How to Be a Good Poker Player

Poker is a card game where players bet chips, or money, on their hand to win. There are several skills that are required to be a successful poker player, including discipline and focus. A good poker player should also be able to read their opponents and make good decisions at the table.

To learn more about the game, you can start by learning the basic rules. Then, you can move on to learning the different types of poker games, such as Omaha, Seven-Card Stud, Lowball, and Pineapple. Finally, you can try your luck at playing online.

When you are first starting out, it is a good idea to practice your poker skills by playing with a friend or family member. This will help you develop your game and gain confidence. You can also start by reading poker strategy articles and books to improve your game.

If you are looking to play for real money, you will need to sign up with a poker room or casino. Once you have done this, you can deposit some of your own money and begin to play.
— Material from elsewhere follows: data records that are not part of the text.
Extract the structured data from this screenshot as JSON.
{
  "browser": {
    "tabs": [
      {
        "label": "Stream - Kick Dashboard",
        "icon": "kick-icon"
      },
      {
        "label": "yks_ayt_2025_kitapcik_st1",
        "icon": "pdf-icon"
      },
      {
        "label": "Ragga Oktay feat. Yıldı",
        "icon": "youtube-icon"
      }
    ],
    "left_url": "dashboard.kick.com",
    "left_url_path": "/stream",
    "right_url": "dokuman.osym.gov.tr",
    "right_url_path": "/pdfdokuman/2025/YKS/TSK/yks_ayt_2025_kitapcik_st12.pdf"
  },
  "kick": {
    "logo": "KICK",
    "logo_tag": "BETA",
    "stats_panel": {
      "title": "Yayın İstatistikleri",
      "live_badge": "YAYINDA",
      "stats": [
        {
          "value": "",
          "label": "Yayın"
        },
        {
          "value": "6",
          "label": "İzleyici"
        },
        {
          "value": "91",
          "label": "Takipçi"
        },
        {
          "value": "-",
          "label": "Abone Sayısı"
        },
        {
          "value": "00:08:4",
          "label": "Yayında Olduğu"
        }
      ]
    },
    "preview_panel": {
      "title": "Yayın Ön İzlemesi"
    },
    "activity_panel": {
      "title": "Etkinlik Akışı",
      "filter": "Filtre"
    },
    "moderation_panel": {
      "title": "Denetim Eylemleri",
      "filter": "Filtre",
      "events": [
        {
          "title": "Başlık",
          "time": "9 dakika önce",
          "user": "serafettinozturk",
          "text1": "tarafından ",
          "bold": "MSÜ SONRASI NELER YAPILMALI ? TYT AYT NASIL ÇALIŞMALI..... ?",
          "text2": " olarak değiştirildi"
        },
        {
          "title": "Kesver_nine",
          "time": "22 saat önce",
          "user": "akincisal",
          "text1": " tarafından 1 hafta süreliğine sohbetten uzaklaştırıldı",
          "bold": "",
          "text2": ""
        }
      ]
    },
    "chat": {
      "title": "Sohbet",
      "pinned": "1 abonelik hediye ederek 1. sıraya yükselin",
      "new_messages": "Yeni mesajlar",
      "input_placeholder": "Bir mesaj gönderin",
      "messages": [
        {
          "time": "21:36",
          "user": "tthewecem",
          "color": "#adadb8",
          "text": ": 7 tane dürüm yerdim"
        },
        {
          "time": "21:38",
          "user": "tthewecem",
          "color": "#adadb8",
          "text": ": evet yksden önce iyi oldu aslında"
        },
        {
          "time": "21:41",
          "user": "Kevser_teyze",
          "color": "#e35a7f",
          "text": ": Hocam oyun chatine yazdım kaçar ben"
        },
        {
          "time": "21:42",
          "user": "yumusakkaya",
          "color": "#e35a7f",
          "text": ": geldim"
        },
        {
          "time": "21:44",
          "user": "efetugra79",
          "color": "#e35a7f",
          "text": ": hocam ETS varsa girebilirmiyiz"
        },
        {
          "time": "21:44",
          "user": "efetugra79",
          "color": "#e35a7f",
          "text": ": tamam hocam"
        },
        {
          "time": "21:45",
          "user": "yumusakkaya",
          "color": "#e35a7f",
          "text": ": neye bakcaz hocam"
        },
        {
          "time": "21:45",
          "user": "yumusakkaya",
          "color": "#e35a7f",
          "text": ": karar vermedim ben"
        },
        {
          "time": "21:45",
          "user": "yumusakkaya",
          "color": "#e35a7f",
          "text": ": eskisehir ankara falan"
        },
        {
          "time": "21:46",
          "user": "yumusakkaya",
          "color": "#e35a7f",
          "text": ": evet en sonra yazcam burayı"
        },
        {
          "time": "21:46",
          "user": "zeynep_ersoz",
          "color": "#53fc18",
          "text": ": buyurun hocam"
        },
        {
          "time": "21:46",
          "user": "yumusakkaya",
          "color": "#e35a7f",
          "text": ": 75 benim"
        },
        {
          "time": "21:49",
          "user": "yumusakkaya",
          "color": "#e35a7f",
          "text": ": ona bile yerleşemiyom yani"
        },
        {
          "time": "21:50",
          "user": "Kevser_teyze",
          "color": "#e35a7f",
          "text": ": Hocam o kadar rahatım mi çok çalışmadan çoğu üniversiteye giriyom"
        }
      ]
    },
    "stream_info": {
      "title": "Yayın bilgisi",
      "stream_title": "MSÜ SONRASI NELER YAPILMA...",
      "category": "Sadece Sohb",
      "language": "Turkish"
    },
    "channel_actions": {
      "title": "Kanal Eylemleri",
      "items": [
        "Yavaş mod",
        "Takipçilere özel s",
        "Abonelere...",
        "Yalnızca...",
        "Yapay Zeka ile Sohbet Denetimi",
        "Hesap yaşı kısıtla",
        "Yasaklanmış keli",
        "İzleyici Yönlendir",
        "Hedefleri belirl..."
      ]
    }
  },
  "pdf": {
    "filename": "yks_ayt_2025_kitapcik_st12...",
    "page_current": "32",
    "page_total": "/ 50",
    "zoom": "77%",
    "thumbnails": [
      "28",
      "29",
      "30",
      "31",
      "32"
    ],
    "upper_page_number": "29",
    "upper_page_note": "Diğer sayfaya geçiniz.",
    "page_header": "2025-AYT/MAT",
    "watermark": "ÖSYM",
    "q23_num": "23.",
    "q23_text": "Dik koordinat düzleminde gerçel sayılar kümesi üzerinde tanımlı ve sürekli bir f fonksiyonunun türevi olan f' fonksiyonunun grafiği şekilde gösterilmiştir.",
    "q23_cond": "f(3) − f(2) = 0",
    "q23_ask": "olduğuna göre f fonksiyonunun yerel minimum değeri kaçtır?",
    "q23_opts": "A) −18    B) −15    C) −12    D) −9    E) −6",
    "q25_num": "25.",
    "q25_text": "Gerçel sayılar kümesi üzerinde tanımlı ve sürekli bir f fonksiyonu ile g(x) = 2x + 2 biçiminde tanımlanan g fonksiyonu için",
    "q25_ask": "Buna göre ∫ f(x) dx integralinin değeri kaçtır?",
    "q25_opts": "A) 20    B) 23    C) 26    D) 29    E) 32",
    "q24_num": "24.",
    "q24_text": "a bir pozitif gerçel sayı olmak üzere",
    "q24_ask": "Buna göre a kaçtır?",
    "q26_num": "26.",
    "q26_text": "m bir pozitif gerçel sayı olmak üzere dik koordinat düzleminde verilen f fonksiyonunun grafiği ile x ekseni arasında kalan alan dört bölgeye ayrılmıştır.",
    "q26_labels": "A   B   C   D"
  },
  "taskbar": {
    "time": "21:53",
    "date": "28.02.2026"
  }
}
The amount of money that you put up will determine the stakes that are placed by other players at the table. The higher the stakes, the more money you can win.

One of the most important skills in poker is bankroll management. This means playing within your limits and only participating in games that are profitable for you. It is also a good idea to only play games with players of the same skill level as you. This will ensure that you are not putting yourself at too much risk.

You can learn more about bankroll management by reading poker books and playing at a variety of stakes. You can also try your luck at free online poker games. These games are fun and can be a great way to practice your skills before playing for real money.

Another important poker skill is knowing when to fold a hand. When you have a weak hand, it is usually best to fold. If you have a strong hand, it is often best to raise. This will force the worse hands out of the pot and increase your odds of winning.

It is also a good idea to be selective about which hands you play, and how much to bet on them. Don’t get caught up on trying to hit a draw if it won’t be worth it in the long run. You should also be careful about raising in the early position when you have a strong hand. You may find that you are giving your opponent the chance to re-raise or call you, which will decrease your chances of winning. It is also a good idea to keep track of your poker hands by writing them down in a journal. This will help you memorize the key formulas and internalize them, which will improve your decision-making at the table.